Martin Geddes gets it, when he says:
What Martin is saying is that you don’t need a VoIP service provider at all for making calls over the Internet. A phone with an IP address can easilly communicate directly with another phone with an IP address. The bandwdith is already being paid for in the Internet service fees. There is nothing special about VoIP bits compared to web bits or email bits.
All we need is a way for phones to find each other and to be smart enough to perform the lookups and carry out the call. That’s not hard. Skype shows one way, and it’s great that they prove the end-to-end concept, but Skype is a closed proprietary system. We have standards that already exist for doing this. SIP and ENUM is all you need and these are well established published and open Internet standards.

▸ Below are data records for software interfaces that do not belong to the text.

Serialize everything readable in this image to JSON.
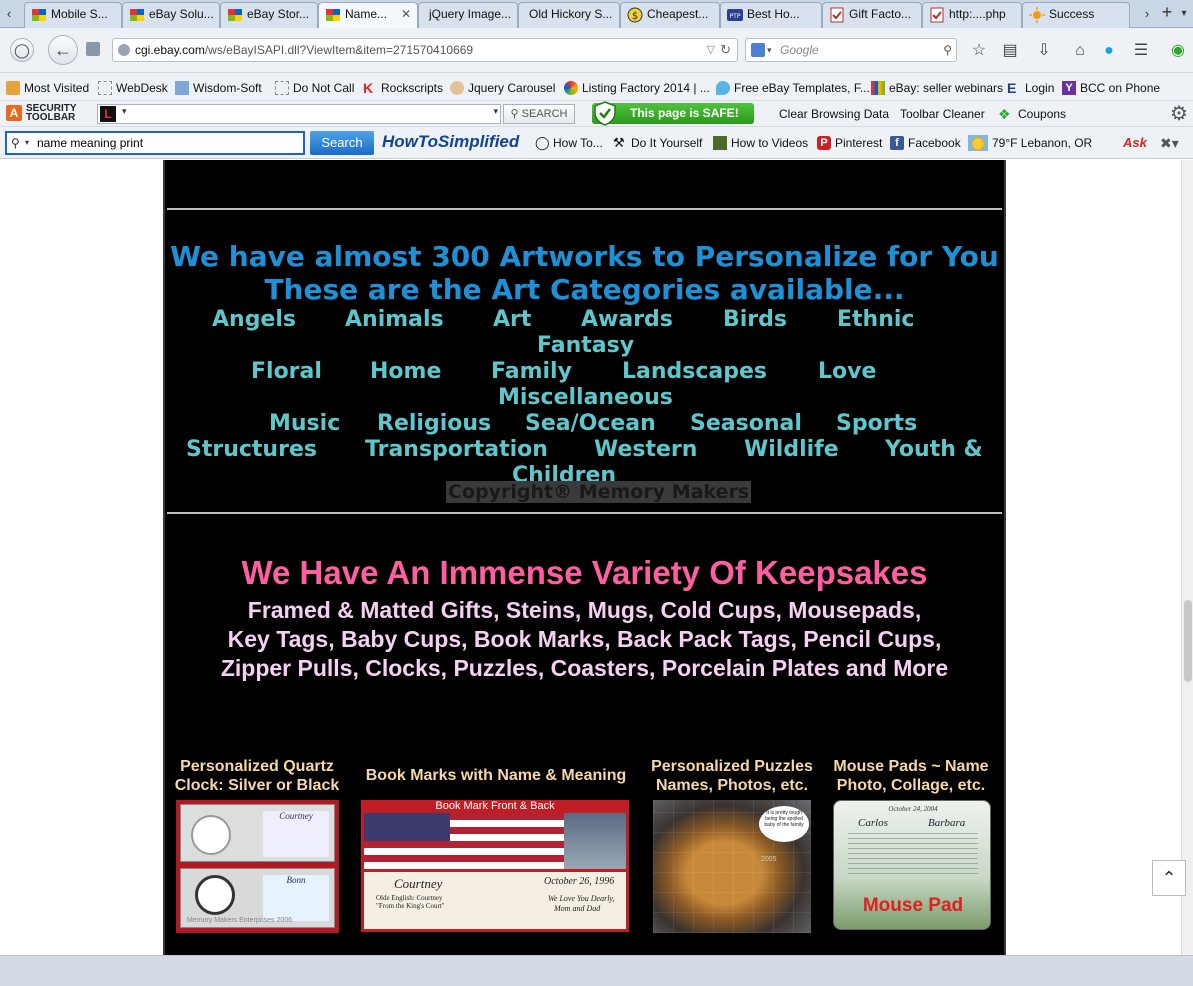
{
  "tabs": [
    {
      "label": "Mobile S..."
    },
    {
      "label": "eBay Solu..."
    },
    {
      "label": "eBay Stor..."
    },
    {
      "label": "Name..."
    },
    {
      "label": "jQuery Image..."
    },
    {
      "label": "Old Hickory S..."
    },
    {
      "label": "Cheapest..."
    },
    {
      "label": "Best Ho..."
    },
    {
      "label": "Gift Facto..."
    },
    {
      "label": "http:....php"
    },
    {
      "label": "Success"
    }
  ],
  "nav": {
    "url_host": "cgi.ebay.com",
    "url_path": "/ws/eBayISAPI.dll?ViewItem&item=271570410669",
    "search_placeholder": "Google"
  },
  "bookmarks": [
    {
      "label": "Most Visited"
    },
    {
      "label": "WebDesk"
    },
    {
      "label": "Wisdom-Soft"
    },
    {
      "label": "Do Not Call"
    },
    {
      "label": "Rockscripts"
    },
    {
      "label": "Jquery Carousel"
    },
    {
      "label": "Listing Factory 2014 | ..."
    },
    {
      "label": "Free eBay Templates, F..."
    },
    {
      "label": "eBay: seller webinars"
    },
    {
      "label": "Login"
    },
    {
      "label": "BCC on Phone"
    }
  ],
  "security_toolbar": {
    "logo_line1": "SECURITY",
    "logo_line2": "TOOLBAR",
    "search_label": "SEARCH",
    "safe_label": "This page is SAFE!",
    "links": [
      "Clear Browsing Data",
      "Toolbar Cleaner",
      "Coupons"
    ]
  },
  "howto_toolbar": {
    "search_value": "name meaning print",
    "search_button": "Search",
    "brand": "HowToSimplified",
    "links": [
      "How To...",
      "Do It Yourself",
      "How to Videos",
      "Pinterest",
      "Facebook",
      "79°F Lebanon, OR"
    ]
  },
  "content": {
    "artworks_heading": "We have almost 300 Artworks to Personalize for You",
    "categories_heading": "These are the Art Categories available...",
    "categories": [
      "Angels",
      "Animals",
      "Art",
      "Awards",
      "Birds",
      "Ethnic",
      "Fantasy",
      "Floral",
      "Home",
      "Family",
      "Landscapes",
      "Love",
      "Miscellaneous",
      "Music",
      "Religious",
      "Sea/Ocean",
      "Seasonal",
      "Sports",
      "Structures",
      "Transportation",
      "Western",
      "Wildlife",
      "Youth &",
      "Children"
    ],
    "copyright": "Copyright® Memory Makers",
    "keepsakes_heading": "We Have An Immense Variety Of Keepsakes",
    "keepsakes_lines": [
      "Framed & Matted Gifts, Steins, Mugs, Cold Cups, Mousepads,",
      "Key Tags, Baby Cups, Book Marks, Back Pack Tags, Pencil Cups,",
      "Zipper Pulls, Clocks, Puzzles, Coasters, Porcelain Plates and More"
    ],
    "products": [
      {
        "title_line1": "Personalized Quartz",
        "title_line2": "Clock: Silver or Black",
        "image_text": [
          "Courtney",
          "Bonn",
          "Memory Makers Enterprises 2006"
        ]
      },
      {
        "title_line1": "Book Marks with Name & Meaning",
        "title_line2": "",
        "image_text": [
          "Book Mark Front & Back",
          "Courtney",
          "Olde English: Courtney",
          "\"From the King's Court\"",
          "October 26, 1996",
          "We Love You Dearly,",
          "Mom and Dad"
        ]
      },
      {
        "title_line1": "Personalized Puzzles",
        "title_line2": "Names, Photos, etc.",
        "image_text": [
          "It is pretty tough being the spoiled baby of the family",
          "2005"
        ]
      },
      {
        "title_line1": "Mouse Pads ~ Name",
        "title_line2": "Photo, Collage, etc.",
        "image_text": [
          "October 24, 2004",
          "Carlos",
          "Barbara",
          "Mouse Pad"
        ]
      }
    ]
  },
  "colors": {
    "artworks_heading": "#1e90d6",
    "category": "#5fc6cc",
    "keepsakes_heading": "#ff5fa2",
    "keepsakes_text": "#f6d0f2",
    "product_title": "#f7d7a7"
  }
}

Unfortunately the United States has been slow to embrace ENUM. It might have something to do with the lobbying power of the incumbant telephone giants, but it just could be that our bureaucracy has more overhead than that of the rest of the world too.
While the U.S. government ponders what to do, efforts are already underway to provide relief. The e164.org folks have created a nifty little public ENUM registry. Their focus is on IAX but it can be used with SIP as well. In it’s current form, it is more for the Linux hackers among us, probably beyond the technical abilities of the common end-user to set up, but it further proves the practicality of end-to-end Internet calls and portends the future.
People are making direct point-to-point calls today. These calls do not require a VoIP provider of any kind. Your smart phone calls my smart phone and nobody else has to know about it.